SELECT * FROM employee AS t1 JOIN (SELECT manager_id FROM employee GROUP BY manager_id HAVING COUNT (*) >= 7) AS t2 ON t1.id = t2.manager_id;
See that in the JOIN condition, so in everything after the ON keyword, we defined that the column ID from the original dataset should correspond to the column ‘manager_id’ from the list of IDs. That’s because IDs that we got in the previous query are the managers whose names we need. If we matched them with the column ‘manager_id’ in the original table, then we’d again get data of employees who report to managers 1 and 19, not the managers themselves.
As you can see, now we still have two rows but we also added all the columns from the employee table so for both the managers we have all the possible data. We only need to output the first names though and that’s why we have this last step. This can be achieved very simply by replacing the asterisk in the SELECT clause with the name of the column.
SELECT first_name FROM employee AS t1 JOIN (SELECT manager_id FROM employee GROUP BY manager_id HAVING COUNT (*) >= 7) AS t2 ON t1.id = t2.manager_id;
The result is the same as before, we can see that George and Alan are the managers with at least 7 reporting employees, and so this solution is also correct.
Comparison of Approaches
We have covered two different approaches to solving this PayPal data scientist interview question but can it be that one of the approaches is better than the other? Speaking about performance and efficiency, the first solution had 3 queries compared to only two in the second solution. But at the same time, the second solution used the HAVING clause which is generally less efficient and slower than a WHERE clause. But then the first solution had two different WHERE clauses. So when it comes to efficiency, computing time and the memory needed, the two solutions are very similar to each other and should have very similar performance on large datasets.
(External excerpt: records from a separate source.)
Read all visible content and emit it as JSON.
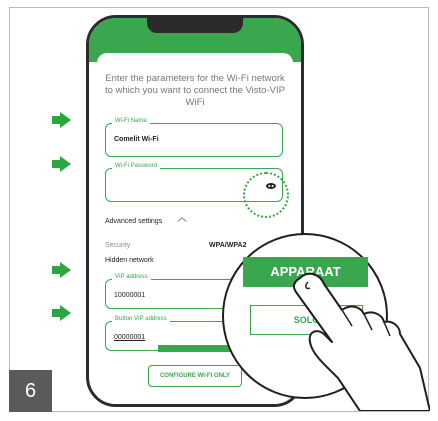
{
  "intro_text": "Enter the parameters for the Wi-Fi network to which you want to connect the Visto-VIP WiFi",
  "wifi_name": {
    "label": "Wi-Fi Name",
    "value": "Comelit Wi-Fi"
  },
  "wifi_password": {
    "label": "Wi-Fi Password",
    "value": ""
  },
  "advanced_settings_label": "Advanced settings",
  "security_label": "Security",
  "security_value": "WPA/WPA2",
  "hidden_network_label": "Hidden network",
  "vip_address": {
    "label": "VIP address",
    "value": "10000001"
  },
  "button_vip_address": {
    "label": "Button VIP address",
    "value": "00000001"
  },
  "configure_button_label": "CONFIGURE WI-FI ONLY",
  "zoom_primary_button_label": "APPARAAT",
  "zoom_secondary_button_label": "SOLO",
  "step_number": "6",
  "accent_color": "#3aa64d"
}
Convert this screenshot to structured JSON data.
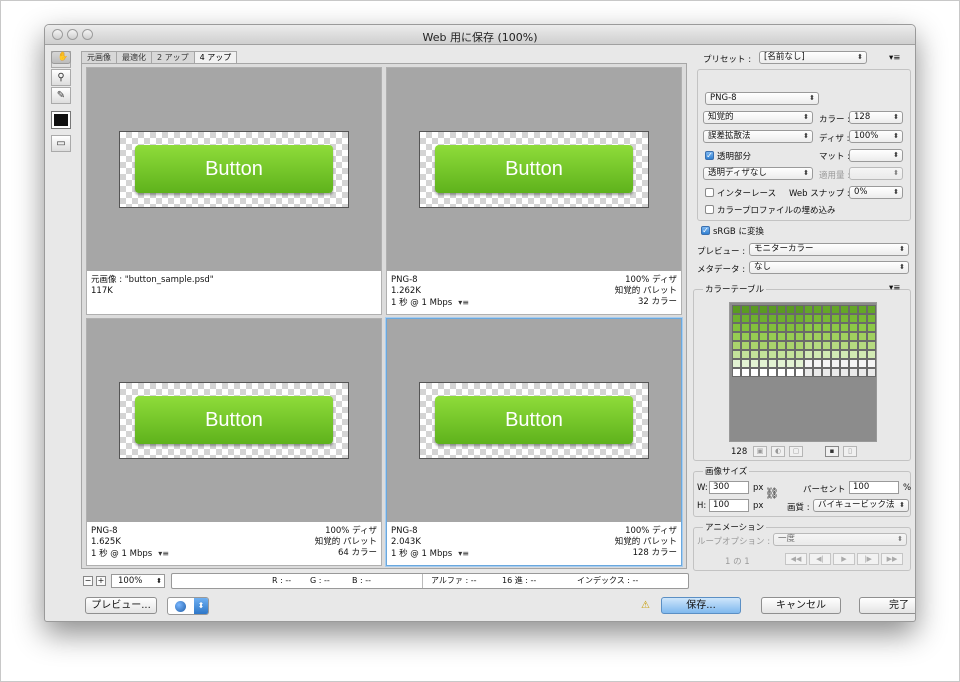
{
  "window": {
    "title": "Web 用に保存 (100%)"
  },
  "tabs": [
    {
      "label": "元画像",
      "active": false
    },
    {
      "label": "最適化",
      "active": false
    },
    {
      "label": "2 アップ",
      "active": false
    },
    {
      "label": "4 アップ",
      "active": true
    }
  ],
  "sample_button_text": "Button",
  "panes": [
    {
      "l1": "元画像 : \"button_sample.psd\"",
      "l2": "117K",
      "l3": "",
      "r1": "",
      "r2": "",
      "r3": "",
      "selected": false
    },
    {
      "l1": "PNG-8",
      "l2": "1.262K",
      "l3": "1 秒 @ 1 Mbps",
      "r1": "100% ディザ",
      "r2": "知覚的 パレット",
      "r3": "32 カラー",
      "selected": false
    },
    {
      "l1": "PNG-8",
      "l2": "1.625K",
      "l3": "1 秒 @ 1 Mbps",
      "r1": "100% ディザ",
      "r2": "知覚的 パレット",
      "r3": "64 カラー",
      "selected": false
    },
    {
      "l1": "PNG-8",
      "l2": "2.043K",
      "l3": "1 秒 @ 1 Mbps",
      "r1": "100% ディザ",
      "r2": "知覚的 パレット",
      "r3": "128 カラー",
      "selected": true
    }
  ],
  "status": {
    "zoom": "100%",
    "r": "R : --",
    "g": "G : --",
    "b": "B : --",
    "alpha": "アルファ : --",
    "hex": "16 進 : --",
    "index": "インデックス : --"
  },
  "buttons": {
    "preview": "プレビュー...",
    "save": "保存...",
    "cancel": "キャンセル",
    "done": "完了"
  },
  "settings": {
    "preset_label": "プリセット :",
    "preset_value": "[名前なし]",
    "format": "PNG-8",
    "reduction": "知覚的",
    "colors_label": "カラー :",
    "colors_value": "128",
    "dither_algo": "誤差拡散法",
    "dither_label": "ディザ :",
    "dither_value": "100%",
    "transparency_label": "透明部分",
    "transparency_checked": true,
    "matte_label": "マット :",
    "matte_value": "",
    "trans_dither": "透明ディザなし",
    "amount_label": "適用量 :",
    "amount_value": "",
    "interlace_label": "インターレース",
    "interlace_checked": false,
    "websnap_label": "Web スナップ :",
    "websnap_value": "0%",
    "embed_profile_label": "カラープロファイルの埋め込み",
    "embed_profile_checked": false,
    "srgb_label": "sRGB に変換",
    "srgb_checked": true,
    "preview_label": "プレビュー :",
    "preview_value": "モニターカラー",
    "metadata_label": "メタデータ :",
    "metadata_value": "なし"
  },
  "color_table": {
    "title": "カラーテーブル",
    "count": "128",
    "swatches": [
      "#5a9a22",
      "#64a628",
      "#6eb02e",
      "#78b834",
      "#82c03c",
      "#8cc846",
      "#96cc52",
      "#a0d05e",
      "#aad46c",
      "#b6da80",
      "#c4e29a",
      "#d2eab4",
      "#e2f2d2",
      "#f4f4f4",
      "#ffffff",
      "#eaeaea"
    ]
  },
  "image_size": {
    "title": "画像サイズ",
    "w_label": "W:",
    "w_value": "300",
    "w_unit": "px",
    "h_label": "H:",
    "h_value": "100",
    "h_unit": "px",
    "percent_label": "パーセント :",
    "percent_value": "100",
    "percent_unit": "%",
    "quality_label": "画質 :",
    "quality_value": "バイキュービック法"
  },
  "animation": {
    "title": "アニメーション",
    "loop_label": "ループオプション :",
    "loop_value": "一度",
    "frame": "1 の 1"
  }
}
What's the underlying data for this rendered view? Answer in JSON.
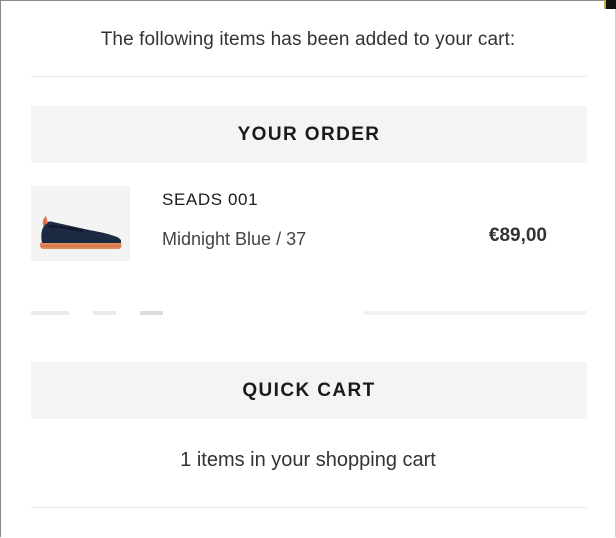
{
  "notice": {
    "message": "The following items has been added to your cart:"
  },
  "order_section": {
    "title": "YOUR ORDER",
    "items": [
      {
        "name": "SEADS 001",
        "variant": "Midnight Blue / 37",
        "price": "€89,00",
        "image_icon": "espadrille-shoe-image"
      }
    ]
  },
  "quick_cart": {
    "title": "QUICK CART",
    "summary": "1 items in your shopping cart"
  },
  "colors": {
    "section_bar": "#f4f4f4",
    "shoe_upper": "#1c2a44",
    "shoe_sole": "#e0895a",
    "divider": "#ececec"
  }
}
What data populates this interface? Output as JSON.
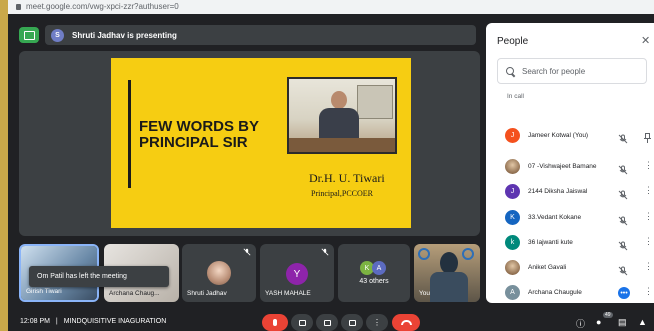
{
  "browser": {
    "url": "meet.google.com/vwg-xpci-zzr?authuser=0"
  },
  "presentation": {
    "presenter_initial": "S",
    "banner_text": "Shruti Jadhav is presenting"
  },
  "slide": {
    "title": "FEW WORDS BY PRINCIPAL SIR",
    "name": "Dr.H. U. Tiwari",
    "role": "Principal,PCCOER"
  },
  "toast": {
    "text": "Om Patil has left the meeting"
  },
  "tiles": [
    {
      "label": "Girish Tiwari"
    },
    {
      "label": "Archana Chaug..."
    },
    {
      "label": "Shruti Jadhav"
    },
    {
      "initial": "Y",
      "label": "YASH MAHALE",
      "color": "#8e24aa"
    },
    {
      "avatars": [
        "K",
        "A"
      ],
      "count_label": "43 others"
    },
    {
      "label": "You"
    }
  ],
  "bottom": {
    "clock": "12:08 PM",
    "separator": "|",
    "meeting_name": "MINDQUISITIVE INAGURATION",
    "participant_badge": "49"
  },
  "people_panel": {
    "title": "People",
    "search_placeholder": "Search for people",
    "section_label": "In call",
    "participants": [
      {
        "initial": "J",
        "name": "Jameer Kotwal (You)",
        "color": "#f4511e",
        "mic": "muted",
        "action": "pin-icon"
      },
      {
        "initial": "",
        "name": "07 -Vishwajeet Bamane",
        "color": "photo",
        "mic": "muted",
        "action": "more-icon"
      },
      {
        "initial": "J",
        "name": "2144 Diksha Jaiswal",
        "color": "#5e35b1",
        "mic": "muted",
        "action": "more-icon"
      },
      {
        "initial": "K",
        "name": "33.Vedant Kokane",
        "color": "#1565c0",
        "mic": "muted",
        "action": "more-icon"
      },
      {
        "initial": "k",
        "name": "36 lajwanti kute",
        "color": "#00897b",
        "mic": "muted",
        "action": "more-icon"
      },
      {
        "initial": "",
        "name": "Aniket Gavali",
        "color": "photo",
        "mic": "muted",
        "action": "more-icon"
      },
      {
        "initial": "A",
        "name": "Archana Chaugule",
        "color": "#78909c",
        "mic": "speaking",
        "action": "more-icon"
      }
    ]
  },
  "colors": {
    "accent_green": "#36a852",
    "end_call_red": "#ea4335",
    "slide_yellow": "#f6cd12"
  }
}
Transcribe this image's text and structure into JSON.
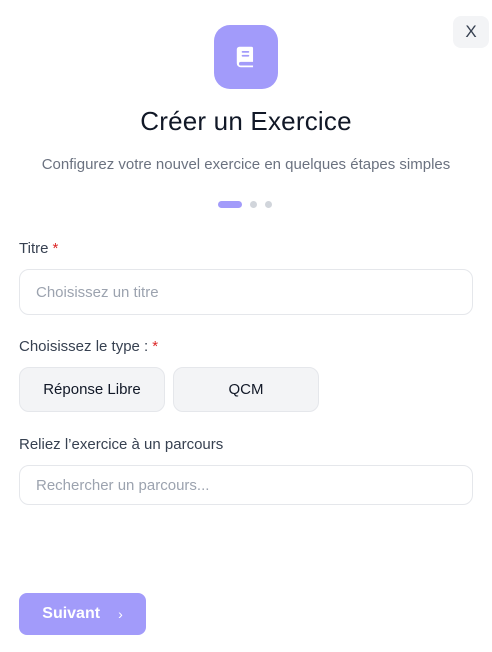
{
  "close_label": "X",
  "header": {
    "icon": "book-icon",
    "title": "Créer un Exercice",
    "subtitle": "Configurez votre nouvel exercice en quelques étapes simples"
  },
  "steps": {
    "current": 1,
    "total": 3
  },
  "form": {
    "title_label": "Titre",
    "required_mark": "*",
    "title_placeholder": "Choisissez un titre",
    "title_value": "",
    "type_label": "Choisissez le type :",
    "type_options": [
      "Réponse Libre",
      "QCM"
    ],
    "parcours_label": "Reliez l’exercice à un parcours",
    "parcours_placeholder": "Rechercher un parcours...",
    "parcours_value": ""
  },
  "footer": {
    "next_label": "Suivant",
    "next_icon": "chevron-right-icon"
  },
  "colors": {
    "accent": "#a29bfa",
    "required": "#dc2626"
  }
}
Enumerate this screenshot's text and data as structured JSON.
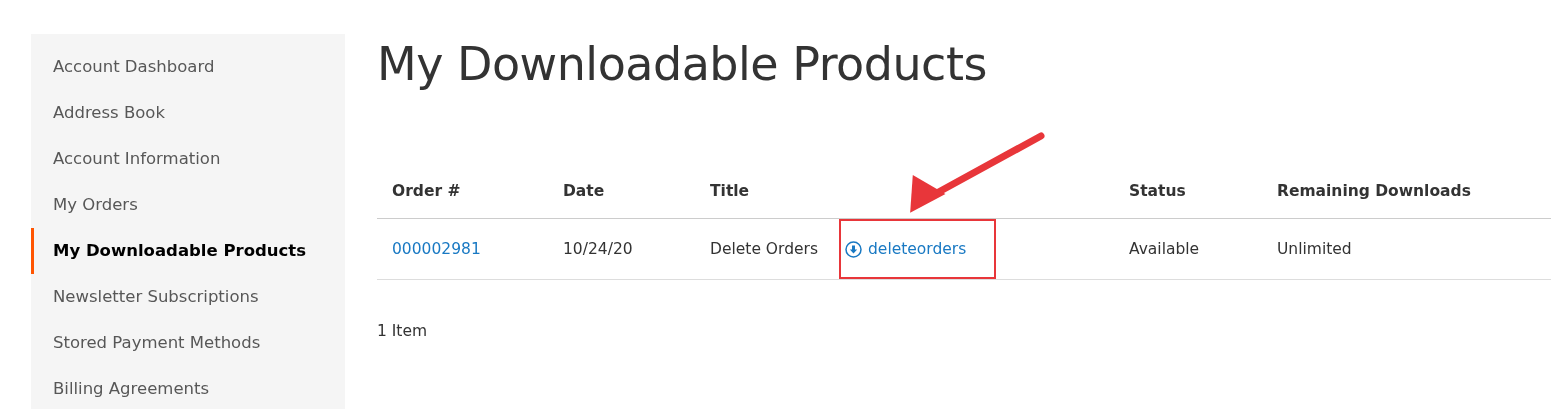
{
  "sidebar": {
    "items": [
      {
        "label": "Account Dashboard",
        "selected": false
      },
      {
        "label": "Address Book",
        "selected": false
      },
      {
        "label": "Account Information",
        "selected": false
      },
      {
        "label": "My Orders",
        "selected": false
      },
      {
        "label": "My Downloadable Products",
        "selected": true
      },
      {
        "label": "Newsletter Subscriptions",
        "selected": false
      },
      {
        "label": "Stored Payment Methods",
        "selected": false
      },
      {
        "label": "Billing Agreements",
        "selected": false
      }
    ]
  },
  "page_title": "My Downloadable Products",
  "table": {
    "columns": [
      "Order #",
      "Date",
      "Title",
      null,
      "Status",
      "Remaining Downloads"
    ],
    "rows": [
      {
        "cells": [
          {
            "kind": "link",
            "text": "000002981"
          },
          {
            "kind": "text",
            "text": "10/24/20"
          },
          {
            "kind": "text",
            "text": "Delete Orders"
          },
          {
            "kind": "download",
            "text": "deleteorders"
          },
          {
            "kind": "text",
            "text": "Available"
          },
          {
            "kind": "text",
            "text": "Unlimited"
          }
        ]
      }
    ]
  },
  "item_count": "1 Item"
}
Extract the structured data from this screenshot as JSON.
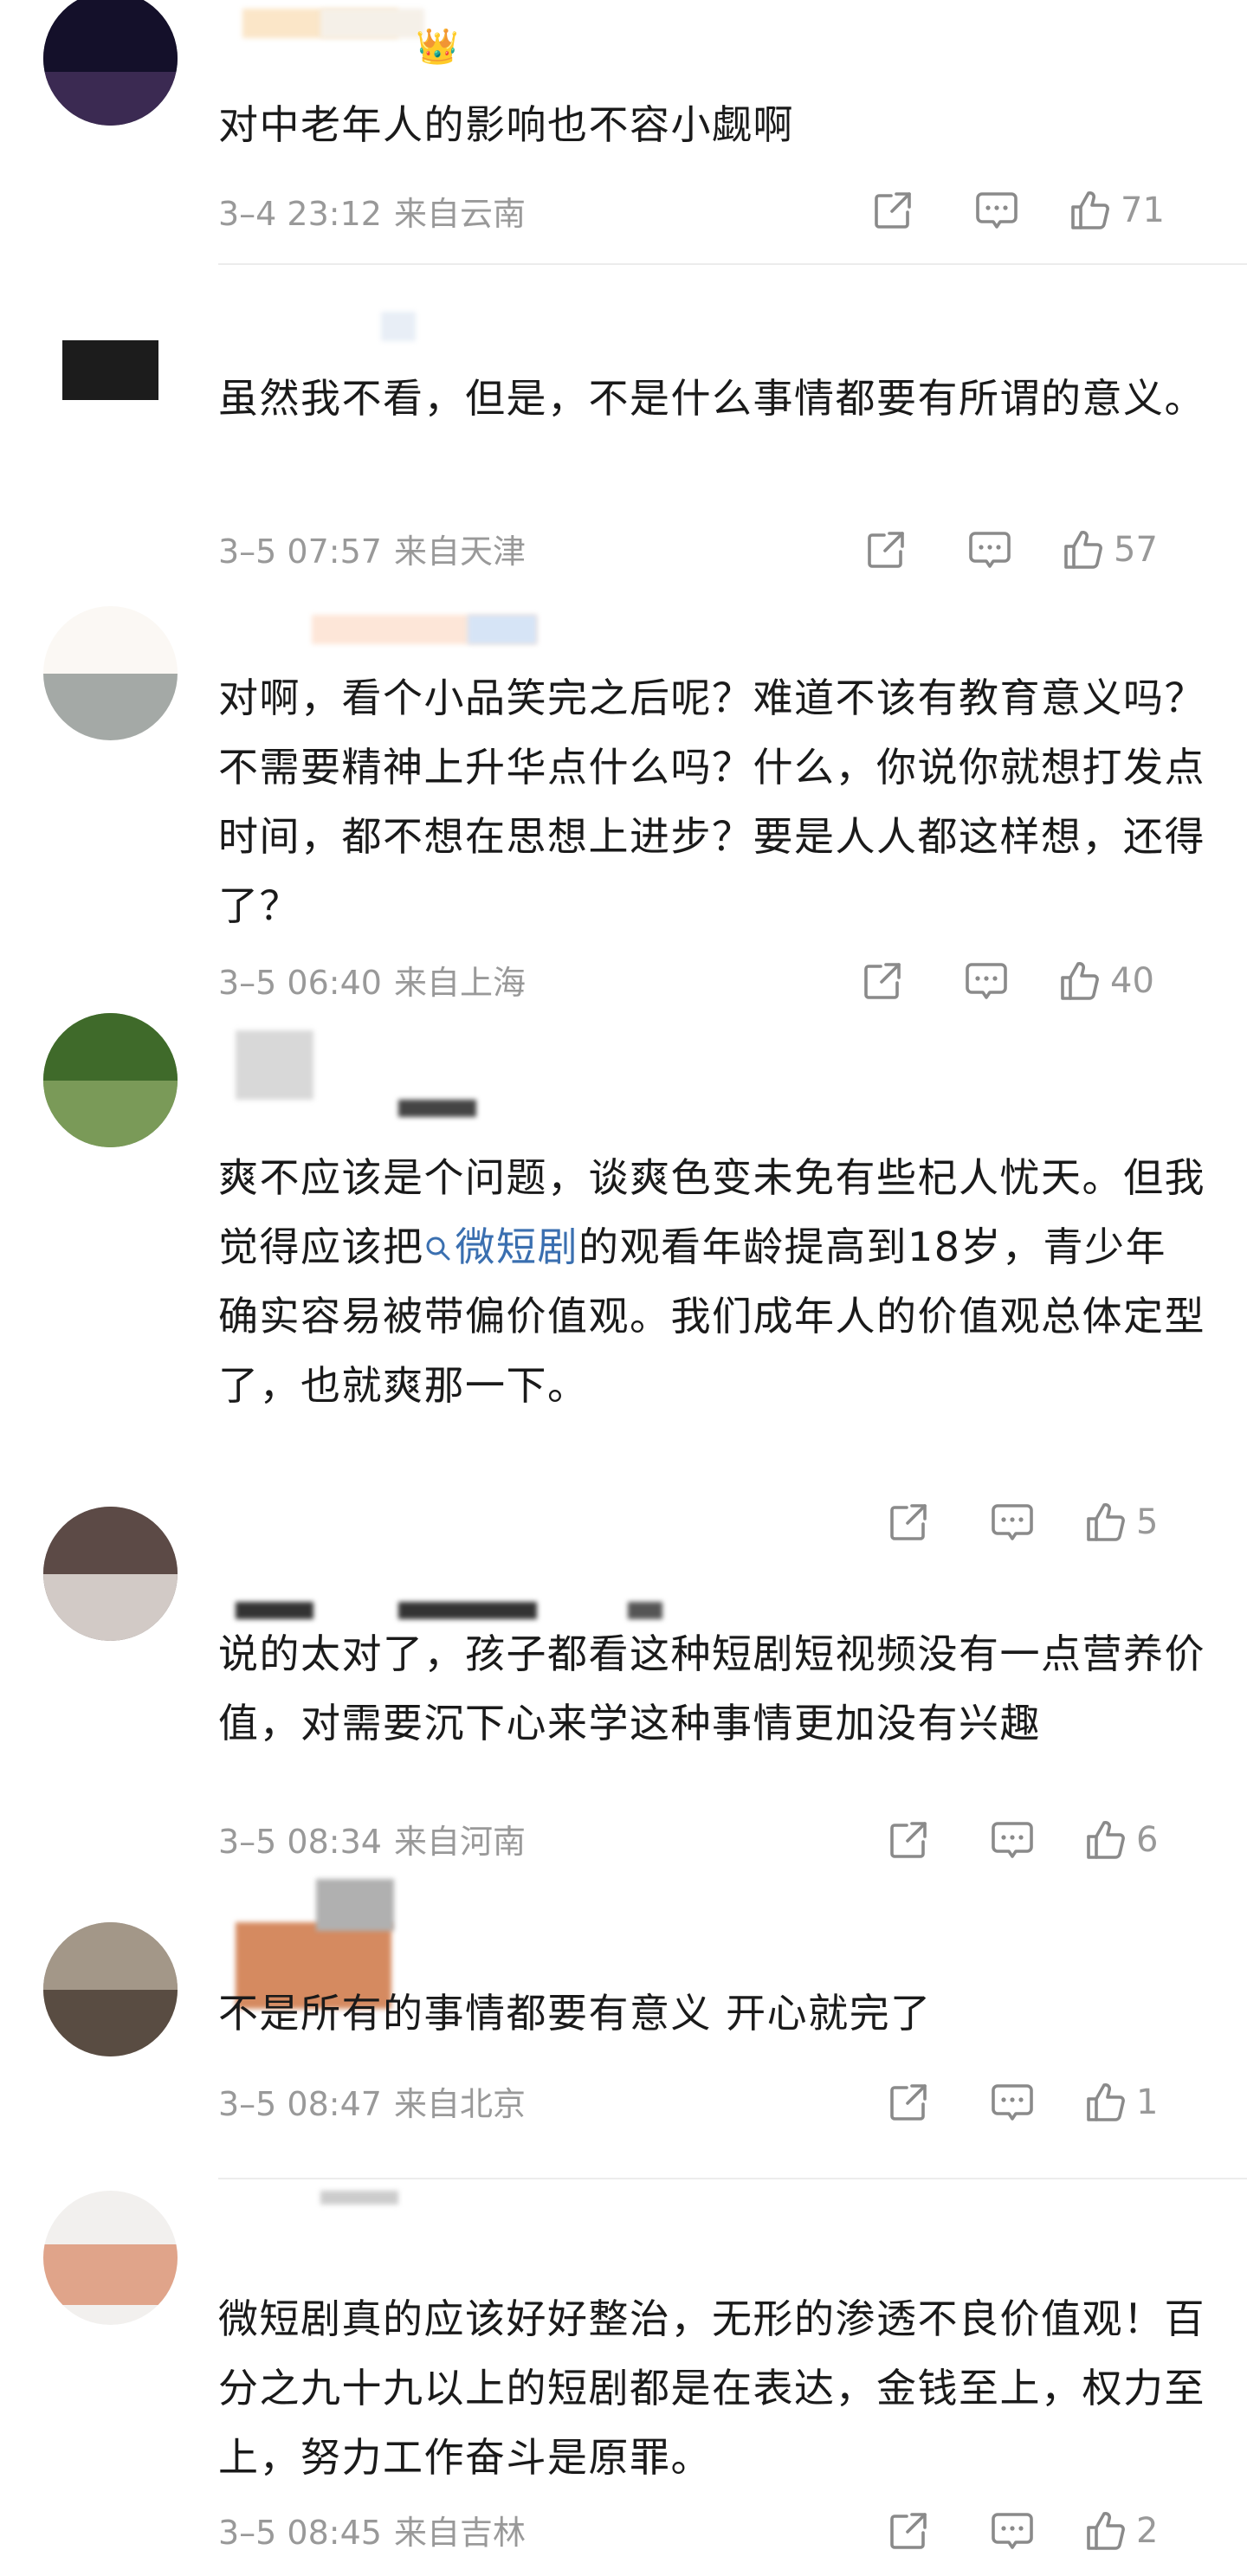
{
  "comments": [
    {
      "text": "对中老年人的影响也不容小觑啊",
      "date": "3–4 23:12",
      "location": "来自云南",
      "likes": "71"
    },
    {
      "text": "虽然我不看，但是，不是什么事情都要有所谓的意义。",
      "date": "3–5 07:57",
      "location": "来自天津",
      "likes": "57"
    },
    {
      "text": "对啊，看个小品笑完之后呢？难道不该有教育意义吗？不需要精神上升华点什么吗？什么，你说你就想打发点时间，都不想在思想上进步？要是人人都这样想，还得了？",
      "date": "3–5 06:40",
      "location": "来自上海",
      "likes": "40"
    },
    {
      "text_before": "爽不应该是个问题，谈爽色变未免有些杞人忧天。但我觉得应该把",
      "keyword": "微短剧",
      "text_after": "的观看年龄提高到18岁，青少年确实容易被带偏价值观。我们成年人的价值观总体定型了，也就爽那一下。",
      "likes": "5"
    },
    {
      "text": "说的太对了，孩子都看这种短剧短视频没有一点营养价值，对需要沉下心来学这种事情更加没有兴趣",
      "date": "3–5 08:34",
      "location": "来自河南",
      "likes": "6"
    },
    {
      "text": "不是所有的事情都要有意义 开心就完了",
      "date": "3–5 08:47",
      "location": "来自北京",
      "likes": "1"
    },
    {
      "text": "微短剧真的应该好好整治，无形的渗透不良价值观！百分之九十九以上的短剧都是在表达，金钱至上，权力至上，努力工作奋斗是原罪。",
      "date": "3–5 08:45",
      "location": "来自吉林",
      "likes": "2"
    }
  ],
  "colors": {
    "text": "#1a1a1a",
    "meta": "#999999",
    "link": "#3a6fb0",
    "divider": "#ececec"
  },
  "icons": [
    "share-icon",
    "comment-icon",
    "thumbs-up-icon",
    "search-icon",
    "crown-emoji-icon"
  ]
}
However, if you’re at a job interview, you will probably want to use the second approach. That’s mostly because it’s a bit more advanced - it implements the not so common HAVING clause and we merge the two datasets using JOIN. On the other hand, the first solution uses only the most basic SQL and so it can hardly be used to show off your skills at an interview. The second solution is also a bit more elegant since we only have 2 queries instead of 3 nested ones.
Also, check out our data science interview questions guide that includes 900+ real interview questions from 80 different companies.
In this article, we have discovered two different ways for solving only one interview question. But even though we have seen only these two approaches, it doesn’t mean that you won’t be able to find any more. Our advice is to practice answering the interview questions on the StrataScratch platform by constructing solutions to them but always try to think of other ways to solve them, maybe you’ll come up with a more efficient or more elaborate approach.
And lastly, don’t forget to stick to the framework for solving any data science problems that we discussed in the beginning, it will make your interviews and your life much easier. Once again, you start by examining and understanding the data, you then formulate your approach - the few general steps required to solve the problem. Finally and based on these two, you can write your code step by step.